Records drawn from a dataset

Start of Block

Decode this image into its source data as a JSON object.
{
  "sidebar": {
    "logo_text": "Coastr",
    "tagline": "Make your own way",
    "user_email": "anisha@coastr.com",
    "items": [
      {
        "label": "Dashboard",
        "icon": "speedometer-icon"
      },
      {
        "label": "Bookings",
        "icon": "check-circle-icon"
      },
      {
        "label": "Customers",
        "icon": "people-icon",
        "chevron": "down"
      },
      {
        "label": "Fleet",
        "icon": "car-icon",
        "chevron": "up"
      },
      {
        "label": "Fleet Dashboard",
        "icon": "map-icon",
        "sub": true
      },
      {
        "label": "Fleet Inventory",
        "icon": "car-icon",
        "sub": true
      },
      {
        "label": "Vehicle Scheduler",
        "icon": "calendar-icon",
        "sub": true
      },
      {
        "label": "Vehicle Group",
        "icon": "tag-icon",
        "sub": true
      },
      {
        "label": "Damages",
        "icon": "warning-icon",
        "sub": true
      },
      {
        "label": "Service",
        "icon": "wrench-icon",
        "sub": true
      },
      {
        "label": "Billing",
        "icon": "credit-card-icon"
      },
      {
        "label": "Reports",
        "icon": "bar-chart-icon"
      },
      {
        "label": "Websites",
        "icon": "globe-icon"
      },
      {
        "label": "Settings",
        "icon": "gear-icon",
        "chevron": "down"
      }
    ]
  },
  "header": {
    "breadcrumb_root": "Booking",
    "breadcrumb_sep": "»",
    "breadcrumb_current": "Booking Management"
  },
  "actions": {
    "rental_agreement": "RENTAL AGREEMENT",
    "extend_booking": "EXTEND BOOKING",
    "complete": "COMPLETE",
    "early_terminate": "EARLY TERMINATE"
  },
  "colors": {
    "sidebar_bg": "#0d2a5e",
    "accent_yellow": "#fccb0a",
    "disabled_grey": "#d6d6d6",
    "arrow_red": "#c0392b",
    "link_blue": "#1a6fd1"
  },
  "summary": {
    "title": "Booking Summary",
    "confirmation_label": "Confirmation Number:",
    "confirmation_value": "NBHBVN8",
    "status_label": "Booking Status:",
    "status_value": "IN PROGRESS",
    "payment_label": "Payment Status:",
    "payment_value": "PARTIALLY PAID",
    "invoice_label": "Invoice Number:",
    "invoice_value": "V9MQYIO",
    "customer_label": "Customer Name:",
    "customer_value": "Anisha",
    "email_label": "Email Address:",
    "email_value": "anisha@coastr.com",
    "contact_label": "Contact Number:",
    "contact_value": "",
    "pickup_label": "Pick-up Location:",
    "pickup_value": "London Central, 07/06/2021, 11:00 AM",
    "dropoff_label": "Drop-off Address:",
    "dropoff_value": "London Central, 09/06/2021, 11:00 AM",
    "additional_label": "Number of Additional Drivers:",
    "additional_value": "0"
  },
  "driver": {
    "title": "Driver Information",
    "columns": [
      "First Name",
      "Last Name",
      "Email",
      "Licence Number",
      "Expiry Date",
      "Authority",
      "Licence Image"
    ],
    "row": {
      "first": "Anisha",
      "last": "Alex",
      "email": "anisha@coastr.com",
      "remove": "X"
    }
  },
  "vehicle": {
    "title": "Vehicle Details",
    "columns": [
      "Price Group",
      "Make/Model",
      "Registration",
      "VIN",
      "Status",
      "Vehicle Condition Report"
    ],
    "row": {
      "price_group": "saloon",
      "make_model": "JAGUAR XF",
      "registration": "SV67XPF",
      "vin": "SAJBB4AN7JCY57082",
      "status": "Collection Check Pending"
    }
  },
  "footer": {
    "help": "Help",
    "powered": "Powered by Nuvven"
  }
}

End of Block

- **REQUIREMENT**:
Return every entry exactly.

- **YOUR RESPONSE**:
Decode this image into its source data as a JSON object.
{
  "sidebar": {
    "logo_text": "Coastr",
    "tagline": "Make your own way",
    "user_email": "anisha@coastr.com",
    "items": [
      {
        "label": "Dashboard",
        "icon": "speedometer-icon"
      },
      {
        "label": "Bookings",
        "icon": "check-circle-icon"
      },
      {
        "label": "Customers",
        "icon": "people-icon",
        "chevron": "down"
      },
      {
        "label": "Fleet",
        "icon": "car-icon",
        "chevron": "up"
      },
      {
        "label": "Fleet Dashboard",
        "icon": "map-icon",
        "sub": true
      },
      {
        "label": "Fleet Inventory",
        "icon": "car-icon",
        "sub": true
      },
      {
        "label": "Vehicle Scheduler",
        "icon": "calendar-icon",
        "sub": true
      },
      {
        "label": "Vehicle Group",
        "icon": "tag-icon",
        "sub": true
      },
      {
        "label": "Damages",
        "icon": "warning-icon",
        "sub": true
      },
      {
        "label": "Service",
        "icon": "wrench-icon",
        "sub": true
      },
      {
        "label": "Billing",
        "icon": "credit-card-icon"
      },
      {
        "label": "Reports",
        "icon": "bar-chart-icon"
      },
      {
        "label": "Websites",
        "icon": "globe-icon"
      },
      {
        "label": "Settings",
        "icon": "gear-icon",
        "chevron": "down"
      }
    ]
  },
  "header": {
    "breadcrumb_root": "Booking",
    "breadcrumb_sep": "»",
    "breadcrumb_current": "Booking Management"
  },
  "actions": {
    "rental_agreement": "RENTAL AGREEMENT",
    "extend_booking": "EXTEND BOOKING",
    "complete": "COMPLETE",
    "early_terminate": "EARLY TERMINATE"
  },
  "colors": {
    "sidebar_bg": "#0d2a5e",
    "accent_yellow": "#fccb0a",
    "disabled_grey": "#d6d6d6",
    "arrow_red": "#c0392b",
    "link_blue": "#1a6fd1"
  },
  "summary": {
    "title": "Booking Summary",
    "confirmation_label": "Confirmation Number:",
    "confirmation_value": "NBHBVN8",
    "status_label": "Booking Status:",
    "status_value": "IN PROGRESS",
    "payment_label": "Payment Status:",
    "payment_value": "PARTIALLY PAID",
    "invoice_label": "Invoice Number:",
    "invoice_value": "V9MQYIO",
    "customer_label": "Customer Name:",
    "customer_value": "Anisha",
    "email_label": "Email Address:",
    "email_value": "anisha@coastr.com",
    "contact_label": "Contact Number:",
    "contact_value": "",
    "pickup_label": "Pick-up Location:",
    "pickup_value": "London Central, 07/06/2021, 11:00 AM",
    "dropoff_label": "Drop-off Address:",
    "dropoff_value": "London Central, 09/06/2021, 11:00 AM",
    "additional_label": "Number of Additional Drivers:",
    "additional_value": "0"
  },
  "driver": {
    "title": "Driver Information",
    "columns": [
      "First Name",
      "Last Name",
      "Email",
      "Licence Number",
      "Expiry Date",
      "Authority",
      "Licence Image"
    ],
    "row": {
      "first": "Anisha",
      "last": "Alex",
      "email": "anisha@coastr.com",
      "remove": "X"
    }
  },
  "vehicle": {
    "title": "Vehicle Details",
    "columns": [
      "Price Group",
      "Make/Model",
      "Registration",
      "VIN",
      "Status",
      "Vehicle Condition Report"
    ],
    "row": {
      "price_group": "saloon",
      "make_model": "JAGUAR XF",
      "registration": "SV67XPF",
      "vin": "SAJBB4AN7JCY57082",
      "status": "Collection Check Pending"
    }
  },
  "footer": {
    "help": "Help",
    "powered": "Powered by Nuvven"
  }
}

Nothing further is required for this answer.